Top brass in the Pentagon think that the US government should create a "secure zone" on the world wide wibble just for federal agencies and critical private sector industries to protect them from potential attacks.
General Keith Alexander, who heads the US Cyber Command, said that a special network which was sectioned off from the rest of the Internet was inevitable for systems crucial to national security.
Basically this would be a secure private internet where government and critical infrastructure would operate.
Alexander said that at some point the idea is going to be on the table and the question is how would the army do it.
Although setting up the network was a doddle it would be difficult to sell to the businesses involved. It might also be hard to sell to the great unwashed.
Testifying in front of the House Armed Services Committee Alexander said the Pentagon would likely have to work with the Department of Homeland Security and the Federal Bureau of Investigations to secure the country's critical infrastructure.
But part of the problem was that 85 percent of these networks were owned by private companies.
Alexander added that defence agencies may need additional powers to take action during a cyber attack.
There are several pieces of competing cybersecurity legislation pending in Congress that would give them that power, but lawmakers have been unable to settle on which agency should regulate civilian cybersecurity.
DHS is currently in charge and Alexander said the Pentagon has no role.
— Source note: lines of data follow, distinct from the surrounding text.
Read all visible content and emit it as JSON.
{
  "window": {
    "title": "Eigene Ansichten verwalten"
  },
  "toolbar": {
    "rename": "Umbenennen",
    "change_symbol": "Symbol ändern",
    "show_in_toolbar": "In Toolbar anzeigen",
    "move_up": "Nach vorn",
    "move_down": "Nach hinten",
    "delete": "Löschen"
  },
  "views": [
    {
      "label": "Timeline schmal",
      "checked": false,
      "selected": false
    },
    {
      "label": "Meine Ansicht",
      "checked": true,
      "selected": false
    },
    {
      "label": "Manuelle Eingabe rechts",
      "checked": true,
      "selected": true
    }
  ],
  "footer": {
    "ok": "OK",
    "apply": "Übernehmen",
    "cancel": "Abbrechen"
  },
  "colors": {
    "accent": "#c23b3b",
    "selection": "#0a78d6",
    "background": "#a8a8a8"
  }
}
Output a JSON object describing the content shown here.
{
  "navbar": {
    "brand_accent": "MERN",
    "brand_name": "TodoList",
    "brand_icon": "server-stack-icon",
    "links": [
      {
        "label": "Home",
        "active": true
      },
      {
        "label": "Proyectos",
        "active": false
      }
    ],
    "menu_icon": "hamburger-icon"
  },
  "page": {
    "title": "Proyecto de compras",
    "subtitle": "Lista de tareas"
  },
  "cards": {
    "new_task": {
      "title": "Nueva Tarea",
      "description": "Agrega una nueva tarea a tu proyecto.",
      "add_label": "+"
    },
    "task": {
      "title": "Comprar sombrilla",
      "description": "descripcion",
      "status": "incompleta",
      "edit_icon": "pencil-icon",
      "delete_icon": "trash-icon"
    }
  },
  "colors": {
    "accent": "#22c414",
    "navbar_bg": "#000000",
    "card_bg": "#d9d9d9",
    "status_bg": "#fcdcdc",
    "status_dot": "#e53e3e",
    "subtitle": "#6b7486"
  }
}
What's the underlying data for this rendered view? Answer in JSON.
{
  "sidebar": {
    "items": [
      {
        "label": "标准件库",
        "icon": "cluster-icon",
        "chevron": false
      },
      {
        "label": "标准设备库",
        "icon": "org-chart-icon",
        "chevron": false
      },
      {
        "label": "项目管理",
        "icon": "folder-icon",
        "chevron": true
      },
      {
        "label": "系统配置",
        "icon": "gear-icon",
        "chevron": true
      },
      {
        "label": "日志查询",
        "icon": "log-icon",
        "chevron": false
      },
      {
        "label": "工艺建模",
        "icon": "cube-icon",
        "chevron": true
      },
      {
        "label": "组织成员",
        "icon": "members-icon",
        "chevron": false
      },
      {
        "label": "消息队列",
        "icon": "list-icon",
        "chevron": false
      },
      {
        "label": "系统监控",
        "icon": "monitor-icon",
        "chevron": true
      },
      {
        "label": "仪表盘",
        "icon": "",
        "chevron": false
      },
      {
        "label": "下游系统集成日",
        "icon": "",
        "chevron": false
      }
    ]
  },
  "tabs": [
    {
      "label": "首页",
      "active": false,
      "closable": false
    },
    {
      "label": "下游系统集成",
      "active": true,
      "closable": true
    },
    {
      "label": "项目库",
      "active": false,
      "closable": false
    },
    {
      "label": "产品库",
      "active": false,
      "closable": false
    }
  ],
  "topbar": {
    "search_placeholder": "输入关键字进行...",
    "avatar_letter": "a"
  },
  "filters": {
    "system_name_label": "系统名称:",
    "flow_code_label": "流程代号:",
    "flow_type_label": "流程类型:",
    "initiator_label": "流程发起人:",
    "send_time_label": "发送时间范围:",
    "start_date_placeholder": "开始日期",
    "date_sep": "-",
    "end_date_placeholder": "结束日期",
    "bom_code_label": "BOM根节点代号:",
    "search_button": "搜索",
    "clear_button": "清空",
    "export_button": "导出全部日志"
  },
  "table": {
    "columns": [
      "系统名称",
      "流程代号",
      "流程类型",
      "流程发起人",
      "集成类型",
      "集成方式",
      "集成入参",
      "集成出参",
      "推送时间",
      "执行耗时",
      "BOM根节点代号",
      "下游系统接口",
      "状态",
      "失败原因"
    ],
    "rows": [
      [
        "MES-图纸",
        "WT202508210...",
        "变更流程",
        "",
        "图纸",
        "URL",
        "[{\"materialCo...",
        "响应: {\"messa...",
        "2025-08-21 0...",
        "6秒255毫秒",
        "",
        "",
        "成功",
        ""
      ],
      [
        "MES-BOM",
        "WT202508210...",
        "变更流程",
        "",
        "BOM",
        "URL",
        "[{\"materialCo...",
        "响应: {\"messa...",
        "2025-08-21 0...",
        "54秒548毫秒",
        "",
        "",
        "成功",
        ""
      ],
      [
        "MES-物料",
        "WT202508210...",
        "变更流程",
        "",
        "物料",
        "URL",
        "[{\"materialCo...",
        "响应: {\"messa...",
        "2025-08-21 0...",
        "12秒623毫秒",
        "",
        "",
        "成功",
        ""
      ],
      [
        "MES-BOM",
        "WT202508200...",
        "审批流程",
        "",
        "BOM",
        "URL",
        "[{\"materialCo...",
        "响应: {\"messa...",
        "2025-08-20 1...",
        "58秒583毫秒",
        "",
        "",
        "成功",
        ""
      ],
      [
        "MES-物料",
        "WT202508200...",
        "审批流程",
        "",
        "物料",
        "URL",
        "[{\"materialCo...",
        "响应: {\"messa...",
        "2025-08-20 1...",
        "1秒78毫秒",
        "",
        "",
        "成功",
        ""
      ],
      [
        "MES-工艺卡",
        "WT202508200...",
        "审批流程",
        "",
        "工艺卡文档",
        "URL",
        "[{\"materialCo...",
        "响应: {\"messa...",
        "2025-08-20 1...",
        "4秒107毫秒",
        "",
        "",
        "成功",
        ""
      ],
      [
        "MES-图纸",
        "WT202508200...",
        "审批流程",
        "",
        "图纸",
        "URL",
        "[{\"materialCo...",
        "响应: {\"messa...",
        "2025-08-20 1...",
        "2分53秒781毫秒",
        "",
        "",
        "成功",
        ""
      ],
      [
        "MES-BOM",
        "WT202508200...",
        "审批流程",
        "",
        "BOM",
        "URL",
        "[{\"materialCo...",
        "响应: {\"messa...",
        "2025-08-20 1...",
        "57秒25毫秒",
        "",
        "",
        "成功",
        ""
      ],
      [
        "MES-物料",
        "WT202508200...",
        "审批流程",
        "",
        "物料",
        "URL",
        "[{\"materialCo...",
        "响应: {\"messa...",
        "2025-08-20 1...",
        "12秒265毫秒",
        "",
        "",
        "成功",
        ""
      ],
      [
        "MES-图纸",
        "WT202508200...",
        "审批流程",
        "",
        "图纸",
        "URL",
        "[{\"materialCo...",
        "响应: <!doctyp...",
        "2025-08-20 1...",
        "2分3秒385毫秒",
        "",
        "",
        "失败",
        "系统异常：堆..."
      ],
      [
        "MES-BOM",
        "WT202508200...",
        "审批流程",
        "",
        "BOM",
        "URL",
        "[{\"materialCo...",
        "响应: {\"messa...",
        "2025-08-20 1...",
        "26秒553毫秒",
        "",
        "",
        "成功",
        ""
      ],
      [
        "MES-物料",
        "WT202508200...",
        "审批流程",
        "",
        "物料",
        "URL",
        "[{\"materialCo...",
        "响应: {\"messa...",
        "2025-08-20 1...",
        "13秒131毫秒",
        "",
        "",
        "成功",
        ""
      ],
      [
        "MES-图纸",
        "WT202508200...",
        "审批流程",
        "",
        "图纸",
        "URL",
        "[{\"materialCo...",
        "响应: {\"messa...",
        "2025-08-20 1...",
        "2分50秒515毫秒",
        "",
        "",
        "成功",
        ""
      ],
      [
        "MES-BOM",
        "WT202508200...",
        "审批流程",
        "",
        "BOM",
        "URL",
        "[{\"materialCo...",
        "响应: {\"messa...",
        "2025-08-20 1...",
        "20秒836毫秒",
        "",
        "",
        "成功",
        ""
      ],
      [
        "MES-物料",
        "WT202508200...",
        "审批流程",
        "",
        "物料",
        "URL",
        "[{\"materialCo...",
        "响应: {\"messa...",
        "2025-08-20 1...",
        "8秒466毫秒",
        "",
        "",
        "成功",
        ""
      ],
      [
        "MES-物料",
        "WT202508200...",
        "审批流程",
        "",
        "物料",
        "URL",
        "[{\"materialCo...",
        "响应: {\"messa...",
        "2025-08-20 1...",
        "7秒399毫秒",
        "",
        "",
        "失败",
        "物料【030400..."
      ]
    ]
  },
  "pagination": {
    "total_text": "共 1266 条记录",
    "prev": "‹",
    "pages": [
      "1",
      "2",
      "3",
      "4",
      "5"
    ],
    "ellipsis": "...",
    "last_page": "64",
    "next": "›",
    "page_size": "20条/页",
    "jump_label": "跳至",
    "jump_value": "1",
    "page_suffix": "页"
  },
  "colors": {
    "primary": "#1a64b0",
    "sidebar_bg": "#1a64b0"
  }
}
To be honest he didn't think that it was a good idea to operate domestically unless asked for help.